[Entries from a dataset of interfaces]
^^^^^^^^

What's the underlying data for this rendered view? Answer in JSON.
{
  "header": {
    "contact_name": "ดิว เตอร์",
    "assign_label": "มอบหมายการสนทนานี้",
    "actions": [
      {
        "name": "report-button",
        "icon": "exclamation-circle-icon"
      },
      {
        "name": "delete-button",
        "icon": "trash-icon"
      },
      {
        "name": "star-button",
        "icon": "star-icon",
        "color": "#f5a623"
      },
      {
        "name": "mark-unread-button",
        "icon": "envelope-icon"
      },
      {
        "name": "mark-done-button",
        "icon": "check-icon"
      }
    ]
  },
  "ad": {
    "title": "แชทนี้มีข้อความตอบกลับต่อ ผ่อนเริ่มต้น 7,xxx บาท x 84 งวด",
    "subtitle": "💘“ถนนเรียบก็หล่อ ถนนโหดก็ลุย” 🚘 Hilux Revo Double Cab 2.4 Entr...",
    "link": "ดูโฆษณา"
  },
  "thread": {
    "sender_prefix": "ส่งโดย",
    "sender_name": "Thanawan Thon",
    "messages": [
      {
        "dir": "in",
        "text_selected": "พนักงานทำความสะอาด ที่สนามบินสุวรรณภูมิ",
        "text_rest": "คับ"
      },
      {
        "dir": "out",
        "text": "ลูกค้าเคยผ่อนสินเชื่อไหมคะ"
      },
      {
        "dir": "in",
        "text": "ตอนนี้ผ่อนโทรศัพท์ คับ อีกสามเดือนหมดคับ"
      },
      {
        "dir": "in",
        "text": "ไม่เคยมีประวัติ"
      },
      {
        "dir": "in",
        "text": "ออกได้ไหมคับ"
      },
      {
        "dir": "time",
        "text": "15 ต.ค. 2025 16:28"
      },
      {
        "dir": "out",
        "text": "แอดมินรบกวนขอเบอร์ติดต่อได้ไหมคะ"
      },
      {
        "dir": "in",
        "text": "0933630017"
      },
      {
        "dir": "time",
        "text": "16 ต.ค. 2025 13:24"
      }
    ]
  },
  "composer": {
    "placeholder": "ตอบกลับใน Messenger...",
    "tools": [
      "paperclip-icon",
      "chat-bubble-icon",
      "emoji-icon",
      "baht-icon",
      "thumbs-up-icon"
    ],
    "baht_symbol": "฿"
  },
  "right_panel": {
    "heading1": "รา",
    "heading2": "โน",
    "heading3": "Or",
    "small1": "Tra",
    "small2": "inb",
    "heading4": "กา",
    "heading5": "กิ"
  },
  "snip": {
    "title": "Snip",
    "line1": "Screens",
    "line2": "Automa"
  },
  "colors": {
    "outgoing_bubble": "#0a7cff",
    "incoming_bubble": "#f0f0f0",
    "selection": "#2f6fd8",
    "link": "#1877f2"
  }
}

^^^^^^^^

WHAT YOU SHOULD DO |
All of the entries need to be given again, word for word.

OUTPUT |
What's the underlying data for this rendered view? Answer in JSON.
{
  "header": {
    "contact_name": "ดิว เตอร์",
    "assign_label": "มอบหมายการสนทนานี้",
    "actions": [
      {
        "name": "report-button",
        "icon": "exclamation-circle-icon"
      },
      {
        "name": "delete-button",
        "icon": "trash-icon"
      },
      {
        "name": "star-button",
        "icon": "star-icon",
        "color": "#f5a623"
      },
      {
        "name": "mark-unread-button",
        "icon": "envelope-icon"
      },
      {
        "name": "mark-done-button",
        "icon": "check-icon"
      }
    ]
  },
  "ad": {
    "title": "แชทนี้มีข้อความตอบกลับต่อ ผ่อนเริ่มต้น 7,xxx บาท x 84 งวด",
    "subtitle": "💘“ถนนเรียบก็หล่อ ถนนโหดก็ลุย” 🚘 Hilux Revo Double Cab 2.4 Entr...",
    "link": "ดูโฆษณา"
  },
  "thread": {
    "sender_prefix": "ส่งโดย",
    "sender_name": "Thanawan Thon",
    "messages": [
      {
        "dir": "in",
        "text_selected": "พนักงานทำความสะอาด ที่สนามบินสุวรรณภูมิ",
        "text_rest": "คับ"
      },
      {
        "dir": "out",
        "text": "ลูกค้าเคยผ่อนสินเชื่อไหมคะ"
      },
      {
        "dir": "in",
        "text": "ตอนนี้ผ่อนโทรศัพท์ คับ อีกสามเดือนหมดคับ"
      },
      {
        "dir": "in",
        "text": "ไม่เคยมีประวัติ"
      },
      {
        "dir": "in",
        "text": "ออกได้ไหมคับ"
      },
      {
        "dir": "time",
        "text": "15 ต.ค. 2025 16:28"
      },
      {
        "dir": "out",
        "text": "แอดมินรบกวนขอเบอร์ติดต่อได้ไหมคะ"
      },
      {
        "dir": "in",
        "text": "0933630017"
      },
      {
        "dir": "time",
        "text": "16 ต.ค. 2025 13:24"
      }
    ]
  },
  "composer": {
    "placeholder": "ตอบกลับใน Messenger...",
    "tools": [
      "paperclip-icon",
      "chat-bubble-icon",
      "emoji-icon",
      "baht-icon",
      "thumbs-up-icon"
    ],
    "baht_symbol": "฿"
  },
  "right_panel": {
    "heading1": "รา",
    "heading2": "โน",
    "heading3": "Or",
    "small1": "Tra",
    "small2": "inb",
    "heading4": "กา",
    "heading5": "กิ"
  },
  "snip": {
    "title": "Snip",
    "line1": "Screens",
    "line2": "Automa"
  },
  "colors": {
    "outgoing_bubble": "#0a7cff",
    "incoming_bubble": "#f0f0f0",
    "selection": "#2f6fd8",
    "link": "#1877f2"
  }
}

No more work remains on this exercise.